● PROVIDED INFORMATION:
┌────────

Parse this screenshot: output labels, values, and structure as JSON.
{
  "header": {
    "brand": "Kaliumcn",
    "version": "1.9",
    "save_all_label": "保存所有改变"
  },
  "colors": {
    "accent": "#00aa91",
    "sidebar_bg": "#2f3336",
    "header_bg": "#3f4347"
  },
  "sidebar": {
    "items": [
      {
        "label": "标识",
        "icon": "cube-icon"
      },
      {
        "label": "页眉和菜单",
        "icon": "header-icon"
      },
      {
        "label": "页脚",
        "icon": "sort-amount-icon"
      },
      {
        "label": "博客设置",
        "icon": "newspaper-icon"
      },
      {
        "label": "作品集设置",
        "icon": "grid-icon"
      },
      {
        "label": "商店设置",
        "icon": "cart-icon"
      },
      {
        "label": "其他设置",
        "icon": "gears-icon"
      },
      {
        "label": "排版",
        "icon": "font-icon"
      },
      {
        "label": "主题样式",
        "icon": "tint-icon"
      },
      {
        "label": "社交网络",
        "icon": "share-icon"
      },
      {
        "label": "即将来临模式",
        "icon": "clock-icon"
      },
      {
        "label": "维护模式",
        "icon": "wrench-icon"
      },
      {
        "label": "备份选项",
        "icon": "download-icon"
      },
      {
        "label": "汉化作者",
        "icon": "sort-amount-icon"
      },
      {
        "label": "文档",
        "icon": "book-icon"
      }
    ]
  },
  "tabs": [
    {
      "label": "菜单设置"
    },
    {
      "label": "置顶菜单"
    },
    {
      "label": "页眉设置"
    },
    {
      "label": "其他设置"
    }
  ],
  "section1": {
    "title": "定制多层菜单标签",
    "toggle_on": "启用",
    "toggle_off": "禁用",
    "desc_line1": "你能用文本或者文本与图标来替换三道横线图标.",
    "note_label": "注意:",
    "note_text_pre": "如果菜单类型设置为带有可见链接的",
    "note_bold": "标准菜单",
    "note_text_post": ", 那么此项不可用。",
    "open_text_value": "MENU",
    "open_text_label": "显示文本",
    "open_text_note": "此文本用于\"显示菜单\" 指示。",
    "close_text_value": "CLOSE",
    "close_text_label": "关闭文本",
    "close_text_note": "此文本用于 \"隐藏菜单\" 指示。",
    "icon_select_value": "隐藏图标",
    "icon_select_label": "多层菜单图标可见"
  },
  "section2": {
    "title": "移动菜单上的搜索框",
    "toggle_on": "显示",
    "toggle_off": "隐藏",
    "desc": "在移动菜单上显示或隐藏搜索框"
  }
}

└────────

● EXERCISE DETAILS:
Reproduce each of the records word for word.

● RESULT FOR THIS EXERCISE:
Parse this screenshot: output labels, values, and structure as JSON.
{
  "header": {
    "brand": "Kaliumcn",
    "version": "1.9",
    "save_all_label": "保存所有改变"
  },
  "colors": {
    "accent": "#00aa91",
    "sidebar_bg": "#2f3336",
    "header_bg": "#3f4347"
  },
  "sidebar": {
    "items": [
      {
        "label": "标识",
        "icon": "cube-icon"
      },
      {
        "label": "页眉和菜单",
        "icon": "header-icon"
      },
      {
        "label": "页脚",
        "icon": "sort-amount-icon"
      },
      {
        "label": "博客设置",
        "icon": "newspaper-icon"
      },
      {
        "label": "作品集设置",
        "icon": "grid-icon"
      },
      {
        "label": "商店设置",
        "icon": "cart-icon"
      },
      {
        "label": "其他设置",
        "icon": "gears-icon"
      },
      {
        "label": "排版",
        "icon": "font-icon"
      },
      {
        "label": "主题样式",
        "icon": "tint-icon"
      },
      {
        "label": "社交网络",
        "icon": "share-icon"
      },
      {
        "label": "即将来临模式",
        "icon": "clock-icon"
      },
      {
        "label": "维护模式",
        "icon": "wrench-icon"
      },
      {
        "label": "备份选项",
        "icon": "download-icon"
      },
      {
        "label": "汉化作者",
        "icon": "sort-amount-icon"
      },
      {
        "label": "文档",
        "icon": "book-icon"
      }
    ]
  },
  "tabs": [
    {
      "label": "菜单设置"
    },
    {
      "label": "置顶菜单"
    },
    {
      "label": "页眉设置"
    },
    {
      "label": "其他设置"
    }
  ],
  "section1": {
    "title": "定制多层菜单标签",
    "toggle_on": "启用",
    "toggle_off": "禁用",
    "desc_line1": "你能用文本或者文本与图标来替换三道横线图标.",
    "note_label": "注意:",
    "note_text_pre": "如果菜单类型设置为带有可见链接的",
    "note_bold": "标准菜单",
    "note_text_post": ", 那么此项不可用。",
    "open_text_value": "MENU",
    "open_text_label": "显示文本",
    "open_text_note": "此文本用于\"显示菜单\" 指示。",
    "close_text_value": "CLOSE",
    "close_text_label": "关闭文本",
    "close_text_note": "此文本用于 \"隐藏菜单\" 指示。",
    "icon_select_value": "隐藏图标",
    "icon_select_label": "多层菜单图标可见"
  },
  "section2": {
    "title": "移动菜单上的搜索框",
    "toggle_on": "显示",
    "toggle_off": "隐藏",
    "desc": "在移动菜单上显示或隐藏搜索框"
  }
}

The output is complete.